# Physics 22 Force and Mass

Newton’s Second Law of Motion is Force = Mass x Acceleration. He says the three are related. According to this Law, increasing the acceleration and leaving the mass the same should increase the force. Does it? How are force and mass related? Question: How are acceleration, force and mass related?

Materials:

Spring scale

2 Small plastic cups (like those from apple sauce or fruit servings)

String

Stopwatch

Tape

Meter stick

Procedure:

Mark off a 1 m + 10 cm course on a smooth table (if the table is rough, use smooth cardboard or a smooth board)

Put two small holes directly opposite from each other in each plastic cup near the rim

Cut a length of string two times as wide as the cup

Put the ends through the holes in the cup and knot them to form a handle

Put the masses in the cups

Zero the spring scale A regular scale is much more accurate for finding the mass of an object.

Use the scale to mass Cup 1 and Cup 2

Remove the mass from Cup 1

Pull one end of the string out of the hole it is in

Knot the string and pull it through the other hole until the knot holds the end

Put a loop in the loose end of the string

Put the cup 10 cm before the starting line

Put the mass in the cup

Hook the spring scale to the loop

Practice pulling the cup down the course using a constant force on the spring scale Pulling a mass with a spring scale shows the force used. It is hard to read the force accurately especially when pulling the force quickly.

Time how long it takes to pull the cup down the meter course

Record the force needed

Try pulling the cup faster recording the time and force

Remove the mass from Cup 2

Change the string the same way for Cup 2 but attach it to Cup 1

Put the second mass in Cup 2

Time how long it takes to pull the two cups down the course

Record the force needed

Pull the cups faster recording the times and force needed

Observations:

Masses Hanging a mass on a spring scale reads more force than pulling the same mass across a table. The mass is the same but the acceleration of gravity is much greater so the force is greater.

Cup 1:

Cup 2:

Times:

One mass:

Force needed:

Both masses:

Force needed:

Conclusions:

Should you start pulling the cup before the starting line? Why?

Compare the force needed for one mass and for two masses.

How are force and mass related?

Does the force needed seem to change if you pull the cup fast or slowly?.

Why do you think this is the case?

Did you expect to need more force to make the cups go faster? Why?

How could you use greater force to move the cups?

Newton’s Second Law of Motion says increasing the acceleration should increase the force. Did the force increase? Is a spring scale a really accurate way to measure this acceleration force? Doubling the mass being pulled does double the force needed.

What I Found Out:

I used four smaller lead wheel weights used for balancing tires for masses. One cup of weights was a little heavier than the other one. I tried using smaller masses but found it too hard to read the forces on the scale. The ones I used were 68 g and 48 g.
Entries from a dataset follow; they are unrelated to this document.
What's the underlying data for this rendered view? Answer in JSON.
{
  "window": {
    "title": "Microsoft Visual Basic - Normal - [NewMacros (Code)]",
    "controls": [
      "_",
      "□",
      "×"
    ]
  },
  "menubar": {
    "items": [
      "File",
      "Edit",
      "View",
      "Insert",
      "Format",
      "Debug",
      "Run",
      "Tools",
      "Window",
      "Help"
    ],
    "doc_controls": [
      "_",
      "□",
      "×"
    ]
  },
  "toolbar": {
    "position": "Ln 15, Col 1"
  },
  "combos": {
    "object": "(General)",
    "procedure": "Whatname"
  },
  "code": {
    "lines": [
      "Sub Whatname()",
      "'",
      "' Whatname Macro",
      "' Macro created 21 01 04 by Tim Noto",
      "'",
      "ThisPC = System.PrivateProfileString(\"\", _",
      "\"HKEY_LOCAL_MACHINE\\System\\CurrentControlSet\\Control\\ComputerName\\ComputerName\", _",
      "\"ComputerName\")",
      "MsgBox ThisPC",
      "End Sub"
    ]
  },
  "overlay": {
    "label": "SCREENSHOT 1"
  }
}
As was the case in the last Project, it took more force to start the cup moving than it did to keep it moving. Starting to pull before the starting line let me measure the steady force only.
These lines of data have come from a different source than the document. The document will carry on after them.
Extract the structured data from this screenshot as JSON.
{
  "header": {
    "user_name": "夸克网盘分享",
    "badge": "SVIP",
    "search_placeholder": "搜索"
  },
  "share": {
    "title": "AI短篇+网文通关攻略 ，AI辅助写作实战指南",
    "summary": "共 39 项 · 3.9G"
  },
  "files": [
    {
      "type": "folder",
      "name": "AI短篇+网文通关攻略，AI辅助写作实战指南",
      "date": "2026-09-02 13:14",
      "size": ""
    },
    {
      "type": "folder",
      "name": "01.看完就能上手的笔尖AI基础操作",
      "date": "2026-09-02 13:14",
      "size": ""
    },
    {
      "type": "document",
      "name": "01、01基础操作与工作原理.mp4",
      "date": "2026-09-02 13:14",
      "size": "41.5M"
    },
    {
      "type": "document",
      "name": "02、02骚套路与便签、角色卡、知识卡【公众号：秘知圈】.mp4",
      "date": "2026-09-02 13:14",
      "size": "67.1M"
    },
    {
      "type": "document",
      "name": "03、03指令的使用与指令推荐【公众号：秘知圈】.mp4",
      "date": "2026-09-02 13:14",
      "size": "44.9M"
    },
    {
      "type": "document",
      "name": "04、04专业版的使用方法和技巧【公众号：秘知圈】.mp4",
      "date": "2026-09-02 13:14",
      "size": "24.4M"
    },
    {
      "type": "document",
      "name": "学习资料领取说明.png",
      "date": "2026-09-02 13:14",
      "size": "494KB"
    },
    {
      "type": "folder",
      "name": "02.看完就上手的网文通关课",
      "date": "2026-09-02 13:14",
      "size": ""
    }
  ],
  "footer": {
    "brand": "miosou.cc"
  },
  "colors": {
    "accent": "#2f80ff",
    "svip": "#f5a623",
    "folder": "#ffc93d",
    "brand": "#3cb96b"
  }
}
When I pulled Cup 1 the first time, I did it slowly in 5.15 sec and had a force of .1 N. I expected to use more force when I pulled the cup faster.

When I pulled Cup 1 in 3.34 sec, it still took .1 N. I tried it at several different speeds. As long as the cup moved steadily, the force remained the same.

When I tied Cup 2 to Cup 1, the force needed to pull the two increased to .2 N. Again this didn’t change if I pulled fast or slowly.

Force and mass are related as increased mass increases the amount of force needed to move the mass. Once the pulling force gets the mass moving, that is all the force needed to keep it moving regardless of how fast or slow the force is applied.

I think I could increase the force used to move the cups if I pushed on them. Possibly I could use a collision to apply the forces like with the projectiles but that would not be sustained over a distance.

The spring scale didn’t stay steady very well. It is difficult to read accurately. Trying to read the scale and time pulling the cup was difficult. I don’t think the force increased but it may have. Having a much heavier mass might have made the force easier to see too.